In late November, the University of Pennsylvania named the new chair of its landscape architecture department: the Australian landscape architect Richard Weller. The previous chair, James Corner, ASLA, had led the department since 2000 and will continue to be a professor there. I recently caught up with Weller on his wife’s cell phone and asked him about his plans for the department. What follows is an edited and condensed version of the conversation.
Is there a reason why you don’t have your own cell phone?
To be honest, I just don’t like telephones. I just thought that was sort of intrusive—you randomly ring up people and dial into their lives. I prefer email.
What drew you to the landscape architecture department at the University of Pennsylvania?
There has been a sequence of people at Penn who have been very influential and led the academic discipline. Penn’s always been front and center.
What drew them to you?
I have had an intellectual relationship with some of the people there going back to John Dixon Hunt. I’ve written about Jim Corner’s work. Penn’s Press published my first book, called Room 4.1.3: Innovations in Landscape Architecture, which was a very risky book because it was so conceptual. I’ve done work that tracks the entire spectrum of what a landscape architect can do. I’ve done the smallest gardens that are all about meaning and allegory all the way to large scale planning. It’s always been about what is in this project that will critically make some contribution to the discipline. Of course, the short answer is that there’s not that many people around, either.
What do you hope to do with your new position as chair?
First thing is to consolidate Penn as the world’s best design school. In many ways it’s a legendary school. It has great alumni. But the school can’t rest on its laurels. We have to guarantee that the students coming out of Penn are going to be leaders and visionaries and critics. We’re not just filling up the offices, Penn’s about leadership, intellectual leadership. I’m interested in large-scale phenomena, things like population growth, climate change.
Do you see yourself shaking things up?
I can’t help but shake things up, so I will. But I don’t think it’s productive to just shake things up for the sake of it, and I’m not going to come up with a new brand. I think there’s a historical continuity there that ought to be respected. [Ian] McHarg, [Anne Whiston] Spirn, Dixon Hunt, Corner—all those people have explored and advanced the main areas of what it means to be a landscape architect—from large scale planning to intimacy of place. What do you get when you combine those people’s views? The perfect landscape architect.
What can you do as the new chair at a well-established school like Penn?
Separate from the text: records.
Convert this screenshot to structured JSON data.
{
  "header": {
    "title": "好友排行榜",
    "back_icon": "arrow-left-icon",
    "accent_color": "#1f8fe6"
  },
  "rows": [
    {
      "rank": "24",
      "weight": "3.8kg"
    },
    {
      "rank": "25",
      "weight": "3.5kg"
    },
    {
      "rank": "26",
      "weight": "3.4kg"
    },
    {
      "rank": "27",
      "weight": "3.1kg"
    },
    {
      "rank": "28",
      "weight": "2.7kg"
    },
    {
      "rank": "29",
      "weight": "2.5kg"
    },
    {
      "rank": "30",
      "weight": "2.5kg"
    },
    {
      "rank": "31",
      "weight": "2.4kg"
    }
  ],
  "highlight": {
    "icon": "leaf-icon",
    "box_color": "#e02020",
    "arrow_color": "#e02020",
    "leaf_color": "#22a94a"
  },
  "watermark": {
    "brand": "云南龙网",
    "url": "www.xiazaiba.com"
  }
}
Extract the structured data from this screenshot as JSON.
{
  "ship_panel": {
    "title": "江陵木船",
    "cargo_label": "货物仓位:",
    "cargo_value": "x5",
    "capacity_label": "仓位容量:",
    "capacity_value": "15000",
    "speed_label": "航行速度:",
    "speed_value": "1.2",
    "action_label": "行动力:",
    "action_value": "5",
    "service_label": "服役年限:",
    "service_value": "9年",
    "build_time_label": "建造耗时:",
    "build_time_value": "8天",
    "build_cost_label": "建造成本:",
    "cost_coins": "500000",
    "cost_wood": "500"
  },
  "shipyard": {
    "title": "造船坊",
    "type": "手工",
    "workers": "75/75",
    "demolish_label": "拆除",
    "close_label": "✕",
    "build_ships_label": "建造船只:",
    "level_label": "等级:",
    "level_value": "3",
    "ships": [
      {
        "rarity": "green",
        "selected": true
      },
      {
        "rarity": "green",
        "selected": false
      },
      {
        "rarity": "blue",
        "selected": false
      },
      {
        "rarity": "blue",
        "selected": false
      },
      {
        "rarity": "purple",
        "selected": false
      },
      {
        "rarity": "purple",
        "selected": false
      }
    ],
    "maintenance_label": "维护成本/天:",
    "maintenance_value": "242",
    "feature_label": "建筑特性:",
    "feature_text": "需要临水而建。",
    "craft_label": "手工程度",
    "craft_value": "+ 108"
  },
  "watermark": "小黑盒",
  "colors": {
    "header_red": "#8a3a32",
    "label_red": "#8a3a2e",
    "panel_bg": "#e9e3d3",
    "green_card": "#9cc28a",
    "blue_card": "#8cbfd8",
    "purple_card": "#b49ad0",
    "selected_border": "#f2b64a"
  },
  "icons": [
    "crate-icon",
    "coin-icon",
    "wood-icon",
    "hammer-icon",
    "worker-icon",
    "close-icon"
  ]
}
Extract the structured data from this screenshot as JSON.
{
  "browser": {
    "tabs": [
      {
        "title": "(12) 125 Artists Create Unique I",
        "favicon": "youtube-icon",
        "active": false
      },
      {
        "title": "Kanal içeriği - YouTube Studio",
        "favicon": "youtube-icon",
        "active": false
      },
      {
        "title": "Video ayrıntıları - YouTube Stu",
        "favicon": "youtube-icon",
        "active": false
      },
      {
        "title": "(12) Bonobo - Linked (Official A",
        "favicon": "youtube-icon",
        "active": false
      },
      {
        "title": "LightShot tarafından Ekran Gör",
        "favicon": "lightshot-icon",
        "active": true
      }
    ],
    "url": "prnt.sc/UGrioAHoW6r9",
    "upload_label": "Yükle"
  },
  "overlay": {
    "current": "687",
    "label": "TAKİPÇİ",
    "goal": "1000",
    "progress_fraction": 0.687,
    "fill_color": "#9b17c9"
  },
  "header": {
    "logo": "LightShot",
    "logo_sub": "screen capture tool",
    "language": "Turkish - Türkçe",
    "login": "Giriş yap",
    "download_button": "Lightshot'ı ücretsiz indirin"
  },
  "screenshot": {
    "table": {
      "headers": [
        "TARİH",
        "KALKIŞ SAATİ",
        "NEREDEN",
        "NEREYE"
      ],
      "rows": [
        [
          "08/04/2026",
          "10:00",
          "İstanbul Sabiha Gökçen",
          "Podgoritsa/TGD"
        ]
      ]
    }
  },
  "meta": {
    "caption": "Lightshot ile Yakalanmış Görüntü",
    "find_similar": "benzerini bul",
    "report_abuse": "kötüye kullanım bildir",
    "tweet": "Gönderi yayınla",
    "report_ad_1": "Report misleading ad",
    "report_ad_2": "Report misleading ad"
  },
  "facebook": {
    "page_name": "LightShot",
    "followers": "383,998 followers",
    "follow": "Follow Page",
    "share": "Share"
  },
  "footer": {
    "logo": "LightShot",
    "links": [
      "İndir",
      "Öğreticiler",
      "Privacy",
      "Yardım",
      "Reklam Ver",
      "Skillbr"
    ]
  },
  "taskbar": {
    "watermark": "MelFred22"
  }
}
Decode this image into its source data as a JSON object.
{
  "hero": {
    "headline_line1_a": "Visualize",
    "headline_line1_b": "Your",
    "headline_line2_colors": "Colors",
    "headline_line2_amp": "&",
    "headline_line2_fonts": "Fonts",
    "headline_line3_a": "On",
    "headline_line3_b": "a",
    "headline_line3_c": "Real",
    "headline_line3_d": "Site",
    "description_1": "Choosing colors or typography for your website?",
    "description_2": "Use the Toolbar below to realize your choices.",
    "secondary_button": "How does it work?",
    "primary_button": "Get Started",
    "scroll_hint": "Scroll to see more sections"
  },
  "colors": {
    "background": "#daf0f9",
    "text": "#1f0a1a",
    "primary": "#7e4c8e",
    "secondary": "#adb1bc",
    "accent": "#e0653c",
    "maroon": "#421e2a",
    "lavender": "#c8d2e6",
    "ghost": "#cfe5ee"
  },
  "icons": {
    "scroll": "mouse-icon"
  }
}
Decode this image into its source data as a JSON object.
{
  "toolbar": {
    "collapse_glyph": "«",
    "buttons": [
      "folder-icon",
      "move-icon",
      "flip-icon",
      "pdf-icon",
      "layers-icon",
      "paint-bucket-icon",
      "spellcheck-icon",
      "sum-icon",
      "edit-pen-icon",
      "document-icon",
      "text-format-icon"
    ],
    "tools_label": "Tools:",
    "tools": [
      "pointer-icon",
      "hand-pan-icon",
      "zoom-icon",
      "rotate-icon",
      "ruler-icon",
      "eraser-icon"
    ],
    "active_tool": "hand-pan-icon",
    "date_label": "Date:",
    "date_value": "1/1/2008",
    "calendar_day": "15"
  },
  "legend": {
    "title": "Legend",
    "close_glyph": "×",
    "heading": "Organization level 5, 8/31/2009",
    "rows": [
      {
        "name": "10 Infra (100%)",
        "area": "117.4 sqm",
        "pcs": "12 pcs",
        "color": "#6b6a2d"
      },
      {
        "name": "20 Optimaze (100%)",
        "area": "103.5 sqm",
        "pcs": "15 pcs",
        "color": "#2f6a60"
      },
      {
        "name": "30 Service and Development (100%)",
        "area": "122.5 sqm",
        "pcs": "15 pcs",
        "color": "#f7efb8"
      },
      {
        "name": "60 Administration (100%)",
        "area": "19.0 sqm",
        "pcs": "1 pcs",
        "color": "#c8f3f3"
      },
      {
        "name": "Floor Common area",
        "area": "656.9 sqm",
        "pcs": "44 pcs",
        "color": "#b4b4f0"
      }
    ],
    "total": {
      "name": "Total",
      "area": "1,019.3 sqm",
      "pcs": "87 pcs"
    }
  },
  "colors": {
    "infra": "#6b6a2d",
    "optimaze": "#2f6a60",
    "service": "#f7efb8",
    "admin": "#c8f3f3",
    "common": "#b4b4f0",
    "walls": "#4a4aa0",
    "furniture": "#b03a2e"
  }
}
I’m interested in taking the view of Penn’s students and Penn’s design school out of the Northeastern corridor and the handful of offices that go with that. I think we have to look at the world. I’m interested in a program that moves out into more difficult terrain and engages with more difficult issues. How do you advance and consolidate populations in mega-regions while also preserving the remaining biodiversity on a planning scale? And agricultural production—how do you fit that in without cutting down more forests? How do you retreat from sea level rise? There are 25 recognized hotspots where unique biodiversity is threatened. Why aren’t landscape architects planning those places? We know there will be another 2 or 3 billion people this century. Where will they live? Landscape architects aren’t to my knowledge speaking to those major issues, though landscape urbanism has pointed to this kind of work.
Maybe it’s romantic, but my view is you can get paid if it’s productive. Graduates should be on the front foot, almost producing work before it’s been asked for. Otherwise what are we doing? We just wait for the development industry to throw us crumbs.
What drove you to be an educator?
It’s the only environment where I could survive. The academy buys time for developing ideas…. Academics have had the luxury of time, globally, in terms of advancing landscape architecture, and I think we can be very critical of what they have done with that time.
Have you sought to bring something to your students’ education that was missing from your own?
I’ve been driven by it. I’ve spent 20 years working on one course about the history of ideas because I didn’t get it. In some ways, my lack of education has been my greatest motivator. I was inspired by one little unit that I took outside of the landscape school that really fired my imagination. I’ve built a course on different ways that different cultures have constructed their idea of nature.
You’ve put a lot of thought into Australia and creatively planning for the population growth expected there. Why move to the United States?
I’ve just finished my last work. That will be out in March. It is a planning document really about the future of all of Australia. I’m kind of done with that, so the next question for me is to see if I can apply some of the skills I’ve developed at that scale to other parts of the world.